March 8, 2019
Subscription streaming music services such as Spotify, Pandora, Amazon and Google are planning to appeal proposed royalty rate increases for artists finalized last month by the Copyright Royalty Board.
It marks the first time music distributors have appealed compensation rates to artists. Apple Music, the world’s largest streaming service with nearly 50 million subscribers, is not contesting the royalty hike.
The three-member CRB ruled last year — in a 2-1 vote — to increase artists’ share of streaming and record label revenue from 10.1% to 15.1% through 2022.
The streaming services and artists groups spent millions lobbying their sides of the debate. Spotify & Co. contend the decision to increase artists’ compensation involved “serious” procedural and “substantive” concerns.
“If left to stand, the CRB’s decision harms both music licensees and copyright owners,” the services said in a joint statement. “Accordingly, we are asking the U.S. Court of Appeals for the D.C. Circuit to review the decision.”
David Israelite, CEO of National Music Publishers Association, criticized the streaming services for undermining the artists that drive consumer adoption.

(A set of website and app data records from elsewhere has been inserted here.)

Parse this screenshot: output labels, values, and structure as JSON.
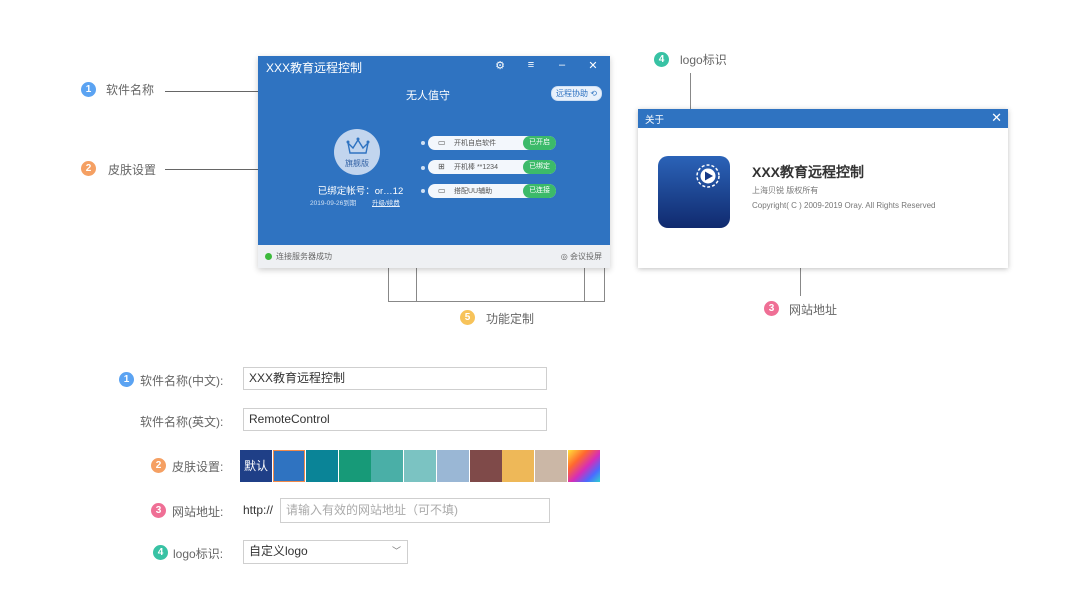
{
  "callouts": {
    "software_name": {
      "num": "1",
      "label": "软件名称"
    },
    "skin": {
      "num": "2",
      "label": "皮肤设置"
    },
    "website": {
      "num": "3",
      "label": "网站地址"
    },
    "logo": {
      "num": "4",
      "label": "logo标识"
    },
    "features": {
      "num": "5",
      "label": "功能定制"
    }
  },
  "remote_window": {
    "title": "XXX教育远程控制",
    "status_title": "无人值守",
    "remote_assist": "远程协助 ⟲",
    "avatar_label": "旗舰版",
    "account": "已绑定帐号：or…12",
    "expire_date": "2019-09-26到期",
    "upgrade_link": "升级/续费",
    "features": [
      {
        "label": "开机自启软件",
        "badge": "已开启",
        "icon": "monitor-icon"
      },
      {
        "label": "开机棒 **1234",
        "badge": "已绑定",
        "icon": "power-stick-icon"
      },
      {
        "label": "搭配UU辅助",
        "badge": "已连接",
        "icon": "uu-icon"
      }
    ],
    "footer_status": "连接服务器成功",
    "footer_meeting": "会议投屏"
  },
  "about_dialog": {
    "title": "关于",
    "app_name": "XXX教育远程控制",
    "company": "上海贝锐 版权所有",
    "copyright": "Copyright( C ) 2009-2019 Oray. All Rights Reserved"
  },
  "form": {
    "name_cn": {
      "num": "1",
      "label": "软件名称(中文):",
      "value": "XXX教育远程控制"
    },
    "name_en": {
      "label": "软件名称(英文):",
      "value": "RemoteControl"
    },
    "skin": {
      "num": "2",
      "label": "皮肤设置:",
      "default_label": "默认",
      "colors": [
        "#1f3f87",
        "#2f73c1",
        "#0a8497",
        "#179a78",
        "#4aafa7",
        "#7bc3c2",
        "#9ab7d5",
        "#7f4a49",
        "#eeb858",
        "#cbb7a6"
      ]
    },
    "website": {
      "num": "3",
      "label": "网站地址:",
      "prefix": "http://",
      "placeholder": "请输入有效的网站地址（可不填)"
    },
    "logo": {
      "num": "4",
      "label": "logo标识:",
      "selected": "自定义logo"
    }
  }
}
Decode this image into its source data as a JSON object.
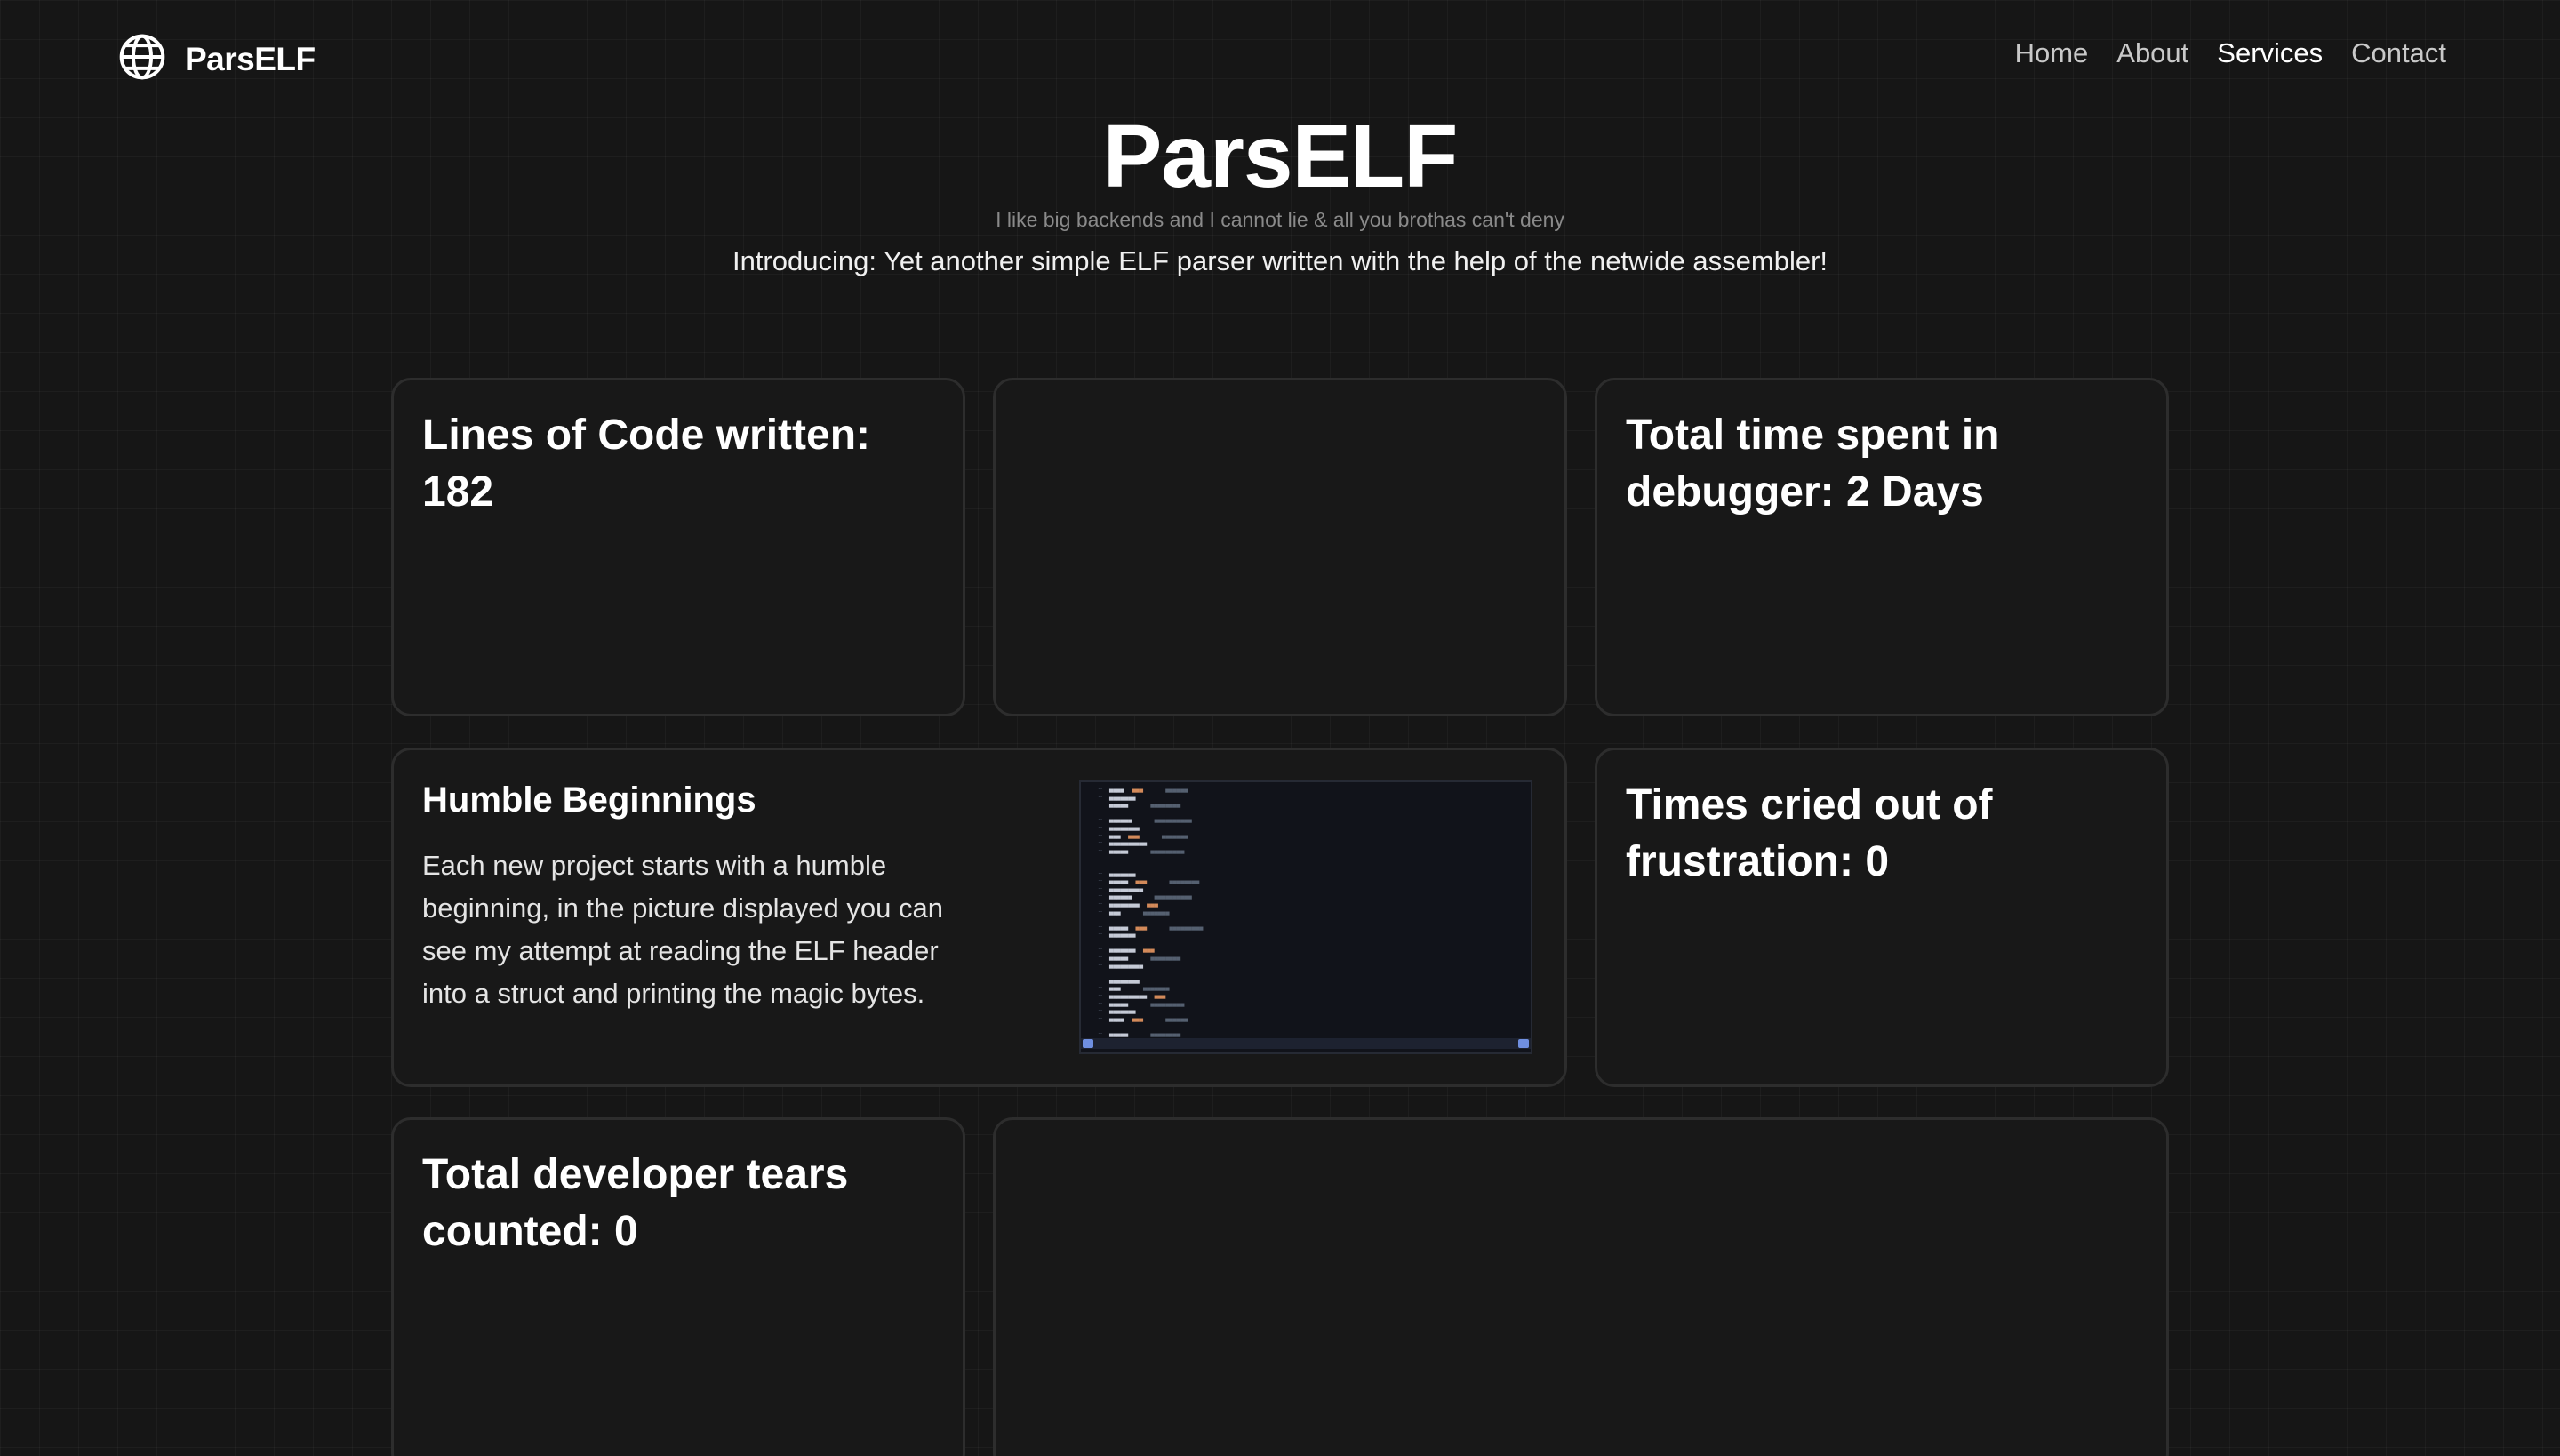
{
  "nav": {
    "brand": "ParsELF",
    "links": [
      {
        "label": "Home"
      },
      {
        "label": "About"
      },
      {
        "label": "Services"
      },
      {
        "label": "Contact"
      }
    ]
  },
  "hero": {
    "title": "ParsELF",
    "tagline": "I like big backends and I cannot lie & all you brothas can't deny",
    "intro": "Introducing: Yet another simple ELF parser written with the help of the netwide assembler!"
  },
  "cards": {
    "lines_of_code": "Lines of Code written: 182",
    "debugger_time": "Total time spent in debugger: 2 Days",
    "cried": "Times cried out of frustration: 0",
    "tears": "Total developer tears counted: 0",
    "feature": {
      "title": "Humble Beginnings",
      "text": "Each new project starts with a humble beginning, in the picture displayed you can see my attempt at reading the ELF header into a struct and printing the magic bytes."
    }
  },
  "colors": {
    "background": "#161616",
    "card": "#181818",
    "card_border": "#2d2d2d",
    "accent": "#6f8fe0"
  },
  "icons": {
    "brand": "globe-icon"
  }
}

“When the Music Modernization Act became law [in 2018], there was hope it signaled a new day of improved relations between digital music services and songwriters,” said Israelite. “That hope was snuffed out today when Spotify and Amazon decided to sue songwriters in a shameful attempt to cut their payments by nearly one-third.”